If a colleague irritates you with a harsh e-mail message, do you shoot back with a fiery message that you later regret?
When confronted with a command to deliver a speech at short notice, do you cringe with fear and try everything to get out of it?
Responses can ruin relationships
These are typical responses that happen to many of us daily. Our reactions often determine the health of future relationships, our reputation and the results we achieve.
By snapping back at someone without “engaging your brain”, a healthy relationship can be destroyed and with it, future co-operation.
Avoiding the limelight when asked to showcase your public speaking skills will impede your growth and prospects for advancement.
So how can you suppress your emotions during times of tension?
How can you accept requests to speak in public, with confidence, especially at short notice?
The answer lies in the depths of your brain.
Brain anatomy influences reactions
Let’s take a look at how your brain anatomy influences stress-related reactions. Understanding this can help improve your self-control when placed on the spot.
The outer segment of your brain, the neo-cortex, performs logical functions such as planning and decision-making.
However, exposure to situations like conflict or fear can short-circuit the neo-cortex.
This happens when a small gland located deep in the inner limbic system (the emotional component of the brain) hijacks and overrides the neo-cortex.
Known as the amygdala, this small almond-shaped gland triggers sudden fight (aggression), flight (fear) or freeze (panic) reactions.
If not controlled, these negative reactions can induce damaging responses that harm relationships with others.
Clearly, an ability to communicate positively and professionally during times of duress is a valuable skill.

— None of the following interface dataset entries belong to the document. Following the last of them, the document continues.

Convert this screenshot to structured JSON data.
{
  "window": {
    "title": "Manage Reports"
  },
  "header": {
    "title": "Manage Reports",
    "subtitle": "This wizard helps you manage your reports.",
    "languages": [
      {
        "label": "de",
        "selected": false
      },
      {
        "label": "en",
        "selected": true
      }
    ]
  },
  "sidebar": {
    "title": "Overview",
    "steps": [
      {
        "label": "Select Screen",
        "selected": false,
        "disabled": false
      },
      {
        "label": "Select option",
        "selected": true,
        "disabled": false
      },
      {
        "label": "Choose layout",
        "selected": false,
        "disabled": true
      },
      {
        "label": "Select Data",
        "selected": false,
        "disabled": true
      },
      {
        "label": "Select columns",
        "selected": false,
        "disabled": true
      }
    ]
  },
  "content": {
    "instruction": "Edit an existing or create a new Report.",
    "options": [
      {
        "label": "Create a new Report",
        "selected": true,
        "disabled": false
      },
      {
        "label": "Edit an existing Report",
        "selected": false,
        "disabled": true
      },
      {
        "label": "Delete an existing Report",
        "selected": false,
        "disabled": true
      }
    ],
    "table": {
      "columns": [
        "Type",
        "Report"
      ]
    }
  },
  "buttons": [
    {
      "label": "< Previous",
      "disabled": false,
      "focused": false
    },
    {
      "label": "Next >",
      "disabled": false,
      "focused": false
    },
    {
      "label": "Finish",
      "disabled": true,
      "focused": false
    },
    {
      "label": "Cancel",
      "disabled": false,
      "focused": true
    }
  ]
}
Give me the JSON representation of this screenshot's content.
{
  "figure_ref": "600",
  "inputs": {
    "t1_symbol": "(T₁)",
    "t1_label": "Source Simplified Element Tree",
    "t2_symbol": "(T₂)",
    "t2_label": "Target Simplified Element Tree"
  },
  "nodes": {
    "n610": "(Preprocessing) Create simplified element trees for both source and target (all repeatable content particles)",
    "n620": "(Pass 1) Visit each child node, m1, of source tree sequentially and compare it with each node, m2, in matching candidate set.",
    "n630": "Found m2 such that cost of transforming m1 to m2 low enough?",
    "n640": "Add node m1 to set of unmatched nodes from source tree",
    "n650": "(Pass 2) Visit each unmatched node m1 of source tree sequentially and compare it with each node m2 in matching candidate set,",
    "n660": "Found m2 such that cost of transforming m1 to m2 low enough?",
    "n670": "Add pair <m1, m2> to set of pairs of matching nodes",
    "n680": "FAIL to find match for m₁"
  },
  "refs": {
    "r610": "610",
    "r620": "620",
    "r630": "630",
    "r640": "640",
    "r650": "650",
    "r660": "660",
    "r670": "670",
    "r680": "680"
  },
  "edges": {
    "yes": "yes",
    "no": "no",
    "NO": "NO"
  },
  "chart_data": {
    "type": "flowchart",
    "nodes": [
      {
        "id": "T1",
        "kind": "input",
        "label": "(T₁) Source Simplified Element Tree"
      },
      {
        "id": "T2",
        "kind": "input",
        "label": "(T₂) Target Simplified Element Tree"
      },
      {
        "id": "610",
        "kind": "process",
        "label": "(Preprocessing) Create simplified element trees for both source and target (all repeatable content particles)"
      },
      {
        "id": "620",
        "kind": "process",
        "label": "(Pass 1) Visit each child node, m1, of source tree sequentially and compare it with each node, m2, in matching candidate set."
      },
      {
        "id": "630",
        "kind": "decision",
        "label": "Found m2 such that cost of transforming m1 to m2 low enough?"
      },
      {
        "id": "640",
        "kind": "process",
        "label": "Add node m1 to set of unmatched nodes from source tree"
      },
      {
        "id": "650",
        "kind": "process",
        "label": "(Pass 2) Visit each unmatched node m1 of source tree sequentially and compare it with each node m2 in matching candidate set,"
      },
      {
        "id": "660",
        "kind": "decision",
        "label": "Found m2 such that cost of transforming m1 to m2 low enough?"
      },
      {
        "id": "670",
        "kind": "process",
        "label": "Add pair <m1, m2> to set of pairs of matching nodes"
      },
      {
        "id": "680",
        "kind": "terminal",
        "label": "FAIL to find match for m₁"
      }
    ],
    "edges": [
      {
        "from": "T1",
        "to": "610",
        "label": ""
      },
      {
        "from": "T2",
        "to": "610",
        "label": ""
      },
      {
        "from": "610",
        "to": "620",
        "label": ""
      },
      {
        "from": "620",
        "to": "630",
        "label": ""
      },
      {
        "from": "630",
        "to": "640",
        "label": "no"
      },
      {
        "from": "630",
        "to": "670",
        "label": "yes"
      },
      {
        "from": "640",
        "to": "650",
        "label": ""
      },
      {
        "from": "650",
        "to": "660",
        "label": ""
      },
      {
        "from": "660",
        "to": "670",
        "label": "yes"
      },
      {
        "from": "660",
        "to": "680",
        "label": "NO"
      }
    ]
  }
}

But very often, your amygdala prevents you from getting there.
What if you could delay or limit the impact of your amygdala so that your neo-cortex can function in its usual fashion?
There are two routes:
Take time to think before you respond, especially in the heat of the moment. Take a step back and formulate your response calmly. If replying by e-mail, avoid hitting the keyboard with a “machine gun” answer. Try sleeping on your response overnight.
Neutralise your amygdala by removing the fear source. Take public speaking: It’s ideal fodder for your amygdala. It’s the lack of knowledge and uncertainty that induces fear. Once you gain more speaking confidence through knowledge and competency, your fear will diminish.
Developing speaking ability takes time and effort
While there are many theories on effective public speaking, brain anatomy provides a simple solution.
The left side of your brain provides analytical and structured thinking, and the right side creativity.
When faced with a sudden demand to speak in public, the brain hemispheres no longer work in tandem, thanks to amygdala interference.
The result is that, as the brain’s owner, you are left blank.
By restoring its logical function, proper brain co-ordination can resume.
Deriving a structured framework on which to base a speech is one such technique.
This satisfies the needs of the left brain, and liberates the right side to release creative ideas, which can be incorporated into the selected speech “frame”.
A common structure often used by experienced speakers is “The Rule of Three”, in which a particular frame theme is applied comprising three elements.
For example, it can be time (past, present or future) or place (three geographic areas or locations).
When suddenly asked to pay tribute to someone at a function, instead of panicking, you could use the time approach, sharing his past and present achievements. Then round off with some ideas as to where he might be in the future.
Alternatively, consider the person's time spent in different parts of the world or in different jobs.
Proficiency in professional communication takes time
If you want to become proficient and more creative in communication, you will need the 3Cs: commitment, courage and creativity.
Accept opportunities to speak whenever possible. Attend public speaking workshops and join a speaking association such as your local toastmasters club.
This offers the ideal forum to learn in a friendly supportive environment and so gain the confidence needed to circumvent the amygdala hijack.